by Florian Reichart

Note: This is the English version of the recent article “Bon Sub, Bad Dub: Die spezielle Problematik der Synchronisation québeckischer Filme”, originally published in German.

Ever since the DVD came out on the market by the late 1990s, I have always appreciated one specific thing about this medium: I am not talking about the possibility of selecting chapters, avoiding endless rewinding or forwarding, I am also not talking about the plenitude of bonus materials which is sometimes indeed quite interesting. Nor am I talking about the superior image quality in comparison with the VHS tape, nor about the idea of “multiple, selectable camera angles” which was originally heavily propagandized, but then dropped almost like a hot potato. The actual revolution that came with the DVD was the opportunity to have immediate access to the original version of a film and the option of subtitles with it. Of course there had been the possibility of watching films in the original language (with subtitles) on VHS and TV before, but the real breakthrough was without a doubt the DVD.

But this development must not conceal the fact that Deutschland is still “Dub-land”, meaning that – especially among the big films shown in the theaters and on TV – most films are dubbed into German. The one who thinks that this is the case all over the globe, is mistaken. Apart from a few other bigger countries with a economically relevant film industry (e.g. France or Spain), people in most countries around the world grow up with subtitles in the theaters and on TV. It would be just way too expensive to dub all foreign films coming into – say – Finland or Bulgaria into Finnish or Bulgarian respectively. Subtitles are definitely a lot faster and most of all cheaper to produce. In Germany, film industry and tradition are still big enough to spare dubbing the fate of being ditched, despite the fact that original versions of films have become more popular with the arrival of the DVD. I would like to make clear at this point, that dubbing a film can be a piece of art of its own sometimes and I do not want to give the impression that I am looking down on this profession with contempt. But I would also like to stress that I – almost without an exception – do prefer a subtitled original version of a film to a dubbed version because I strongly believe that this version is much closer to the original idea of the director.

What I have just said seems to be valid for films from any country in the world, but I would like to direct the attention to the idea that in certain cases the dubbing of foreign films can be an especially severe intrusion into the originality and the idea of the film. There are two cases in my opinion when this happens:

  1. the film uses different languages and features the theme of communication problems related to language.
  2. the film was shot in a language that is a minority language in the country that produced the film.

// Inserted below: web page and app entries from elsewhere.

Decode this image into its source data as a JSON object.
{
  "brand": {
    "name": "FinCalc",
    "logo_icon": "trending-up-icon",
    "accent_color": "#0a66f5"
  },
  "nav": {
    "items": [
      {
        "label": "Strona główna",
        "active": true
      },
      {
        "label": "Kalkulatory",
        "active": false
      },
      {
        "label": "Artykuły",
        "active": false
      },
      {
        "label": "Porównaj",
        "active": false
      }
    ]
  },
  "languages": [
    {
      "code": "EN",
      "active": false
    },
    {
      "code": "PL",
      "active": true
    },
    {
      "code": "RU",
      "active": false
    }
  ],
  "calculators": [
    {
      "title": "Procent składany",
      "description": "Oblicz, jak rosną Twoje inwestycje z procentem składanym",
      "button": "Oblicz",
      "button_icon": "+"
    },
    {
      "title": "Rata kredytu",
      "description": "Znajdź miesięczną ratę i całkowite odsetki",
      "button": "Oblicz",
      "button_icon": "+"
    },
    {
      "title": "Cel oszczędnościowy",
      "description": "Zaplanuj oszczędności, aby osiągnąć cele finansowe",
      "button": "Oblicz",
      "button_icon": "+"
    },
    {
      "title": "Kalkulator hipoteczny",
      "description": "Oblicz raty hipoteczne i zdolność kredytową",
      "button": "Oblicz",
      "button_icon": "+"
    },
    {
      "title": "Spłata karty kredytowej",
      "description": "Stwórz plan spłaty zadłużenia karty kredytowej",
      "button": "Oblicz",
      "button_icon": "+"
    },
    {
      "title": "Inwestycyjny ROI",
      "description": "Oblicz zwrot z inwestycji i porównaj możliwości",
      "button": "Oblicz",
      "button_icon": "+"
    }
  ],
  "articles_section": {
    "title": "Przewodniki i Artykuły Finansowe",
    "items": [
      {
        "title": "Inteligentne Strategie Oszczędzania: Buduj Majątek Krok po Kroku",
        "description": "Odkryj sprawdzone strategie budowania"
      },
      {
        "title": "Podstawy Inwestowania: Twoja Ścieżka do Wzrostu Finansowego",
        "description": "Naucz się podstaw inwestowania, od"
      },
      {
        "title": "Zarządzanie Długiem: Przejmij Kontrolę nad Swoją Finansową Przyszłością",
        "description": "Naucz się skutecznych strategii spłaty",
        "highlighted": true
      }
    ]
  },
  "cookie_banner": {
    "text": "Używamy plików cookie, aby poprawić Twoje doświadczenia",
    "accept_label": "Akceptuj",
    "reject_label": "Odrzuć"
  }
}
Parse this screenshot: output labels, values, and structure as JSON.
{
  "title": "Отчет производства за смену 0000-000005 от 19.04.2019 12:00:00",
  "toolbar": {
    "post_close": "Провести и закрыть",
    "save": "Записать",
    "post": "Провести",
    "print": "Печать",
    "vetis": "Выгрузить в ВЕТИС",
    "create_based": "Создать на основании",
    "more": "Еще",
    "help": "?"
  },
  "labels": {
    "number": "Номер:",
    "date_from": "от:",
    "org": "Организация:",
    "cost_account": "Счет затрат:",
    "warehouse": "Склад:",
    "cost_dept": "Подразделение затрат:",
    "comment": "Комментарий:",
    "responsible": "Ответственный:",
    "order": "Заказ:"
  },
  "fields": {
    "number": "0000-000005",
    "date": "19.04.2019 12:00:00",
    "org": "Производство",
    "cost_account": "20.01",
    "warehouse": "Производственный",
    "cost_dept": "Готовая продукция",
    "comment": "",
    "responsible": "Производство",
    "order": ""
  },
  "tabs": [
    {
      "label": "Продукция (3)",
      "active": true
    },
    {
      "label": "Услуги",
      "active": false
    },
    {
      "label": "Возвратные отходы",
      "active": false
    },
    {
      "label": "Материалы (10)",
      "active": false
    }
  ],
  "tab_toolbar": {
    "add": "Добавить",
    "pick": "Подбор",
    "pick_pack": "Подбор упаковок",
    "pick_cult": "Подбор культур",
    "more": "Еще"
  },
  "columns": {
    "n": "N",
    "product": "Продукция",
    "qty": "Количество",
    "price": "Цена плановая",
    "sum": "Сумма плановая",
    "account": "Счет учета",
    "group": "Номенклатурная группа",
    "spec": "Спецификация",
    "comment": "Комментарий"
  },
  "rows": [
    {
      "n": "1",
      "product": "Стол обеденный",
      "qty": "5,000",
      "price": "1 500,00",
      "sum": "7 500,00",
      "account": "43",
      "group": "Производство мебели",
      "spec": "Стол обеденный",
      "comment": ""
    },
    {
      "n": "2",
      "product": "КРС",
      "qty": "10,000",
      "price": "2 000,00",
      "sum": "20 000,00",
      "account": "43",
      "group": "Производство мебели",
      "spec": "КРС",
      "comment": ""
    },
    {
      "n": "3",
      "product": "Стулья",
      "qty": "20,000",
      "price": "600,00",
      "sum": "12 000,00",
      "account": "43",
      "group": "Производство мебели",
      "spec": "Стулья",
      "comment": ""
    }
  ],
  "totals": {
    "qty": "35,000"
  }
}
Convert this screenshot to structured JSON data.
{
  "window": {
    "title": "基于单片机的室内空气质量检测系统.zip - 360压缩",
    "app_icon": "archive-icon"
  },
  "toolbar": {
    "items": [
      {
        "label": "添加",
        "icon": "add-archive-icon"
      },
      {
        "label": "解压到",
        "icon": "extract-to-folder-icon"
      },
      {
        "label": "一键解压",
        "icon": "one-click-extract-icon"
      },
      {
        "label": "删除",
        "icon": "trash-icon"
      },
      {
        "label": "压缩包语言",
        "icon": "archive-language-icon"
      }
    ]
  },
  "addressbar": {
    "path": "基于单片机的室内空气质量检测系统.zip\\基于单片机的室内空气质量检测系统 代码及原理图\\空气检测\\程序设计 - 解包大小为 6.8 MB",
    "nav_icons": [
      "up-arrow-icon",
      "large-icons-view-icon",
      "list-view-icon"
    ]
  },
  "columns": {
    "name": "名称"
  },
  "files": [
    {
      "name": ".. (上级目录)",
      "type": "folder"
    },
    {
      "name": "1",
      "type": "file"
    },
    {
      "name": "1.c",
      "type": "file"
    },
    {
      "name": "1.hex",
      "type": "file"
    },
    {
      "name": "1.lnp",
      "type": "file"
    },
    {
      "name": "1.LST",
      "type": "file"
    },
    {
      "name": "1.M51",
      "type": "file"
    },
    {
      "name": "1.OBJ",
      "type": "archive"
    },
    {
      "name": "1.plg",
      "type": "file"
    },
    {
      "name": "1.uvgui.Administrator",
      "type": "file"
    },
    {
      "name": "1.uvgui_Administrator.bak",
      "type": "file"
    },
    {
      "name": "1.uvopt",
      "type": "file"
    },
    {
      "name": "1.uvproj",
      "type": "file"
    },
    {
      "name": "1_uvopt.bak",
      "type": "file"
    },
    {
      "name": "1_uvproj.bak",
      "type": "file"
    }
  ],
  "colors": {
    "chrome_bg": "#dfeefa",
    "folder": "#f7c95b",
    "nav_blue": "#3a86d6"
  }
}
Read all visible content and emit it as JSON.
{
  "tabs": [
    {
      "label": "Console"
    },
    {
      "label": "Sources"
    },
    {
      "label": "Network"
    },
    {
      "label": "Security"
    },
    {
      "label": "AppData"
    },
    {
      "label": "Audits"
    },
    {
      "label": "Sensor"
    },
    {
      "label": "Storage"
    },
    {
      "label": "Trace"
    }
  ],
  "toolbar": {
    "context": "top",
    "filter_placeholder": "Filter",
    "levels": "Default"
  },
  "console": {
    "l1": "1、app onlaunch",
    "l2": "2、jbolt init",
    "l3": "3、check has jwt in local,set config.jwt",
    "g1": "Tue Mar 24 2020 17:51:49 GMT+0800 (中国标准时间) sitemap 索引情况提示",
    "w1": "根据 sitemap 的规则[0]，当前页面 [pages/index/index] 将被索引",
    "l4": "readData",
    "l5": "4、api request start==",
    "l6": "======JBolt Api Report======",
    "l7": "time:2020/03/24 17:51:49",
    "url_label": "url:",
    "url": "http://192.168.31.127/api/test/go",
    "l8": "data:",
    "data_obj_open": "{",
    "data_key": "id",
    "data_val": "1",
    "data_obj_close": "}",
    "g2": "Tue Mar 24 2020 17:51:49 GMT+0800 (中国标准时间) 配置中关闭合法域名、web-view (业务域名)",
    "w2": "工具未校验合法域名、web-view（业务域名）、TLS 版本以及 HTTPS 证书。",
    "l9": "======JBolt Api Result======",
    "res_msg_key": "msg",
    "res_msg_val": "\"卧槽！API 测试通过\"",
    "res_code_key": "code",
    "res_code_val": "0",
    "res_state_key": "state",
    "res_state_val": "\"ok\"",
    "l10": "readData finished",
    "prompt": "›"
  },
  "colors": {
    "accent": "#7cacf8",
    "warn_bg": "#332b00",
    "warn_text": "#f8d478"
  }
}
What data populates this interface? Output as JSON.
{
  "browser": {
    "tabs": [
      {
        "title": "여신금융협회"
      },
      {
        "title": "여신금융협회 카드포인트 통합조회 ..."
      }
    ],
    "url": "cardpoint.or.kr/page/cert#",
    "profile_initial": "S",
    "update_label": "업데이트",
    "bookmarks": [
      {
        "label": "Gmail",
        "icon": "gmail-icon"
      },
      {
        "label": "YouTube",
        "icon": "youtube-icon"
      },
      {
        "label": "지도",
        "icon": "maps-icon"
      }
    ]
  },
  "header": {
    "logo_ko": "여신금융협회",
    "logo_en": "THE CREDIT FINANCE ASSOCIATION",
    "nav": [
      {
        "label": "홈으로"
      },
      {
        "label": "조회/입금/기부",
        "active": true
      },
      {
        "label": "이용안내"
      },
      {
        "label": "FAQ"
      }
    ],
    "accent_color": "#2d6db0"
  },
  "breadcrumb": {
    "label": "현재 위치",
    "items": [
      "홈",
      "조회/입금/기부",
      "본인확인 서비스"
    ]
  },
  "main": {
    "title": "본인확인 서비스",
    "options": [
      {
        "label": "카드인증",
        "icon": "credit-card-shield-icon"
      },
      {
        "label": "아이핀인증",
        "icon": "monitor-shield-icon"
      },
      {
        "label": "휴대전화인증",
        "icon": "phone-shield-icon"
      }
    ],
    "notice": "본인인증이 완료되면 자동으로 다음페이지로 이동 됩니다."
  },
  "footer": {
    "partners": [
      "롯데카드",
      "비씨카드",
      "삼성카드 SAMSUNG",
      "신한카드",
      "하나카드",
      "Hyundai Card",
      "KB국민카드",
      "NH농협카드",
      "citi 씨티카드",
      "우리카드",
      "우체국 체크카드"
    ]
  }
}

The first point seems to be pretty understandable, the second might need some further explanation. What I mean is this: If I see a dubbed film from France or Italy, I am well aware of what kind of language has been replaced by the German dubbing, in this case it is French and Italian. The problem becomes more complex and severe if – to take a rather abstract example – the Danish-speaking minority of the German state of Schleswig-Holstein produces a film which henceforth tours the world with the label “Made in Germany”. We have exactly the same case here with films from the francophone Canadian province of Québec, films this blog is dedicated to. It can be assumed that more people in the world know about the fact that Canada has a francophone province then people who know that there is a Danish-speaking minority in the German state of Schleswig-Holstein. Still, it can also be assumed that most people in the world still think of English as the language of Canada. So if a film from Québec is completely dubbed into German, one could get the impression that English was the language replaced by the dubbing and not French.

Therefore, the dubbed German version of the popular Canada/Québec-coproduction Bon Cop, Bad Cop (directed by Eric Canuel) seems to be an especially cruel “dubicide” since both arguments that I just mentioned are to be found here. This mixture of crime and comedy is about an anglophone police officer from the province of Ontario and a francophone police officer from the neighboring province of Québec. A dead body is found right on the border between the two provinces and the two police officers who are completely different characters are forced by their superiors to work together on this case  which of course causes a lot of trouble. What makes this film really enjoyable is hardly the rather conventional crime plot but the clash of Anglo-Canadian and Franco-Canadian language and culture. The film revels in making fun of all kinds of prejudices and stereotypes. The film is bilingual, using a somewhat equal mix of English and French. So if a film like this is robbed of his original languages and its bilinguality by a German-only dubbing, then this is nothing less than a castration of the film’s original idea. In defense of the German DVD it has to be admitted that the disc also contains the original version of the film but in this of all cases, a dubbed version really seems to be superfluous. It also can be taken for granted that if the film is broadcasted on German TV, it will be the dubbed version. In such cases one can only hope that the dubbing industry is indeed a dying dinosaur. Or, talking about Bon Cop Bad Cop: that the serial-(language-)killer will be eliminated.